Three African presidents arrive Monday in Harare to help find a solution to the deep political and economic crisis in Zimbabwe. The African leaders are to meet with Zimbabwe President Robert Mugabe and leaders of the opposition Movement for Democratic Change.
There is a sense of euphoria among some of President Robert Mugabe's opponents on the streets. Many ordinary citizens believe the 79-year-old leader, who has been in power since independence from Britain in 1980, is on his way out.
They say the economy is in such a poor state that Mr. Mugabe has to give way and step down from office.
But the other view is that Mr. Mugabe has no intention of retiring before he is ready - and that moment has not come.
Political analysts and some of Mr. Mugabe's former associates say the president will use the meeting with his African colleagues - Presidents Thabo Mbeki of South Africa, Olusegun Obasanjo of Nigeria and Bakili Muluzi of Malawi - to buy time.
They say Mr. Mugabe has to find a successor within the ruling Zanu-PF to unify the party. They also say that, at the meeting with the three presidents, Mr. Mugabe will want to repair his image, and will probably agree to amend some of the harsher aspects of his government's security and media laws.
The opposition Movement for Democratic Change has no high expectations of the visit. Spokesman Paul Themba Nyathi said the meetings will be no more than exploratory.
He said the opposition has to continue with high-profile mass action to pressure Mr. Mugabe to facilitate a transitional authority, leading to fresh elections. The opposition says it hopes this will be sooner rather than later.
In the past two months, the opposition and trade unionists have organized national strikes, which virtually shut down commerce and industry. Several diplomats believe these strikes persuaded the three African presidents that they can no longer ignore the opposition.
Independent political analyst Wilfred Mhanda, who leads a group of former war veterans who oppose Mr. Mugabe's policies, says the president's retirement at this stage is out of the question.
He said Mr. Mugabe would step down only if he believed his Zanu-PF had a chance of winning an election.

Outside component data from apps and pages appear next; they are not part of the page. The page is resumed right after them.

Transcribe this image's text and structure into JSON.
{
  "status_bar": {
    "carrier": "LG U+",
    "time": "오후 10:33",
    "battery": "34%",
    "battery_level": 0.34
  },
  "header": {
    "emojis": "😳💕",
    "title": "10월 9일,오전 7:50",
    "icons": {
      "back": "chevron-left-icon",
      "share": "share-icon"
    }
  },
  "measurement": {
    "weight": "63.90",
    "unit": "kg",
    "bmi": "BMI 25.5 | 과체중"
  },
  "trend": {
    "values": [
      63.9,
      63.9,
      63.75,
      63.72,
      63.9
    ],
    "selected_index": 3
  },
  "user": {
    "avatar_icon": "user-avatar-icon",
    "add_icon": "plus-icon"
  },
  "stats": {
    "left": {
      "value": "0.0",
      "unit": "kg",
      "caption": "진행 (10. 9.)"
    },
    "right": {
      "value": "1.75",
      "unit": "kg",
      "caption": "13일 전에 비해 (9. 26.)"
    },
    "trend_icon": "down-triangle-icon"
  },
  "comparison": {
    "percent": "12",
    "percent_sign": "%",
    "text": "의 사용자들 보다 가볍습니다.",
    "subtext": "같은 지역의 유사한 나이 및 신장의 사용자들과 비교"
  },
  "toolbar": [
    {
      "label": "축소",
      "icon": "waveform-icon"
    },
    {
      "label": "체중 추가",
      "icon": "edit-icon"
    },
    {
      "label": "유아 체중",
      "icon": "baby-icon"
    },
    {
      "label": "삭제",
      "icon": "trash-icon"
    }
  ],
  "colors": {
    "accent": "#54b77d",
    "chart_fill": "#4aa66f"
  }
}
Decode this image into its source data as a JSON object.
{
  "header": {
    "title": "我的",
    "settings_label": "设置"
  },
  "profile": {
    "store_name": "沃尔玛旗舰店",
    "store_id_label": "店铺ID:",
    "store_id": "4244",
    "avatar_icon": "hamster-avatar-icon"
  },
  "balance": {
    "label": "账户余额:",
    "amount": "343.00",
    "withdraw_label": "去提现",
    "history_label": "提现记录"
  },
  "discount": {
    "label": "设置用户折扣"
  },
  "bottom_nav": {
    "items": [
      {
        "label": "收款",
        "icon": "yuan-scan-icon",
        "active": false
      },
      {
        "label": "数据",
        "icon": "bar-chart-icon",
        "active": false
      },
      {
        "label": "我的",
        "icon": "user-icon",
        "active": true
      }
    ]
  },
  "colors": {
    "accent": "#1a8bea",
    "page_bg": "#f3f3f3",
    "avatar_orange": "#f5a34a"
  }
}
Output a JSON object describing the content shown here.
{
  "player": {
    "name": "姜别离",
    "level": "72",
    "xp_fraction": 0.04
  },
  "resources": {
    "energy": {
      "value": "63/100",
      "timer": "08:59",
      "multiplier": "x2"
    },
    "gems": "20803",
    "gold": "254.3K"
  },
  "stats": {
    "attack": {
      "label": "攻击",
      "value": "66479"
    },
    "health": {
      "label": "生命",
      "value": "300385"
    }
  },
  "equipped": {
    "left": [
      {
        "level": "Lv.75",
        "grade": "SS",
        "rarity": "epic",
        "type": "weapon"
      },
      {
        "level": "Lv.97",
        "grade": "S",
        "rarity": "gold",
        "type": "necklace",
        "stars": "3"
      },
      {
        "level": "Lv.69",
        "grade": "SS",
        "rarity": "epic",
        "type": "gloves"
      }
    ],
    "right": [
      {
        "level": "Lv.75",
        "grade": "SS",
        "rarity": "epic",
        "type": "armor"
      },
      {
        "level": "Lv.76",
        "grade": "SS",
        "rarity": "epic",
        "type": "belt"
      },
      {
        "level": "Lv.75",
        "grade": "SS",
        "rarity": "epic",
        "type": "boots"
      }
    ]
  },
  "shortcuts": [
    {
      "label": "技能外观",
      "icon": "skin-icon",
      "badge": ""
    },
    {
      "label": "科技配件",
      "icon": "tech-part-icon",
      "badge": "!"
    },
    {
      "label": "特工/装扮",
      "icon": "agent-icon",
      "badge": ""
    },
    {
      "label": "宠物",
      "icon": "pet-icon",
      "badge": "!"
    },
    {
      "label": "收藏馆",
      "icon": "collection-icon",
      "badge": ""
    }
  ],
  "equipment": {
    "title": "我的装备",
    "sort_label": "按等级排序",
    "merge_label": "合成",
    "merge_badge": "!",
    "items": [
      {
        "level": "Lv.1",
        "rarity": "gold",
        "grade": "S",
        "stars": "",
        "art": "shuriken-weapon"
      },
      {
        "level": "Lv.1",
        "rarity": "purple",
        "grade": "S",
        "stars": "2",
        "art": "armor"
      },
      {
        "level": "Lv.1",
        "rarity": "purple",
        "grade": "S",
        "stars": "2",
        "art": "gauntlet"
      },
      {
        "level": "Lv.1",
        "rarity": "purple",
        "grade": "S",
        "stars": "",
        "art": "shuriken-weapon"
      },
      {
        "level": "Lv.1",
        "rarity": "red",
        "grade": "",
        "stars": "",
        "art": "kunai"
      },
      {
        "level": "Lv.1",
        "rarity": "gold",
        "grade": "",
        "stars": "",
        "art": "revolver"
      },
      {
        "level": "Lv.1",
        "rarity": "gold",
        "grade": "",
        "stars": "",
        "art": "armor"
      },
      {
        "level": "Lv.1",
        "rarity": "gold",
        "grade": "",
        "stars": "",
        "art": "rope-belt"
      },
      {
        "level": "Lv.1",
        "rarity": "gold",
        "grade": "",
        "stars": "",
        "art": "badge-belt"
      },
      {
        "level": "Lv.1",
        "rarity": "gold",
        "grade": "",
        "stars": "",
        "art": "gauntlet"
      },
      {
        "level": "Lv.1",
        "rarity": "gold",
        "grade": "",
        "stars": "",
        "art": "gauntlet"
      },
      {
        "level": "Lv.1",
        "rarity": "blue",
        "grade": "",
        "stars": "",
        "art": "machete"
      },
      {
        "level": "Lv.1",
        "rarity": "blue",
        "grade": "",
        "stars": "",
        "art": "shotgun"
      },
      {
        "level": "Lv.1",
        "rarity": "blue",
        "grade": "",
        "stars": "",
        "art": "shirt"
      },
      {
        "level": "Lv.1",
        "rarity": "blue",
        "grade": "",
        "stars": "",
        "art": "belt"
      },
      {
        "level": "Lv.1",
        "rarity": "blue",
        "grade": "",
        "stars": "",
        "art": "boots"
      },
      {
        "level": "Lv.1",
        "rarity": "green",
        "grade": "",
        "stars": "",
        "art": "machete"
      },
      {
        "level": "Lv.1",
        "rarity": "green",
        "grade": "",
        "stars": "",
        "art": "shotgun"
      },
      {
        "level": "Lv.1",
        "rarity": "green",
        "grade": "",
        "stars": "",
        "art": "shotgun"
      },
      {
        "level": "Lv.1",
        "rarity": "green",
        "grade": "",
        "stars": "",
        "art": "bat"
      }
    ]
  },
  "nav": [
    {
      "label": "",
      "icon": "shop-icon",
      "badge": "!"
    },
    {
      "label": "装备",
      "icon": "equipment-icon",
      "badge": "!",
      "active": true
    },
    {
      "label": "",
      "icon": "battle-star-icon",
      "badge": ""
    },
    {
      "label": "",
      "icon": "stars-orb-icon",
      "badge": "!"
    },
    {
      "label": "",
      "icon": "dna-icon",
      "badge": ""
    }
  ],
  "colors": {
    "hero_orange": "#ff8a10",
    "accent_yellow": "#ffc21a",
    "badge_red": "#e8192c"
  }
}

He said that Mr. Mugabe would attempt to repair his government's image to be able to borrow foreign money to buy fuel and help the economy begin to recover.
Others on the edges of the ruling party agree, not always for the same reasons, that Mr. Mugabe is not yet ready to go.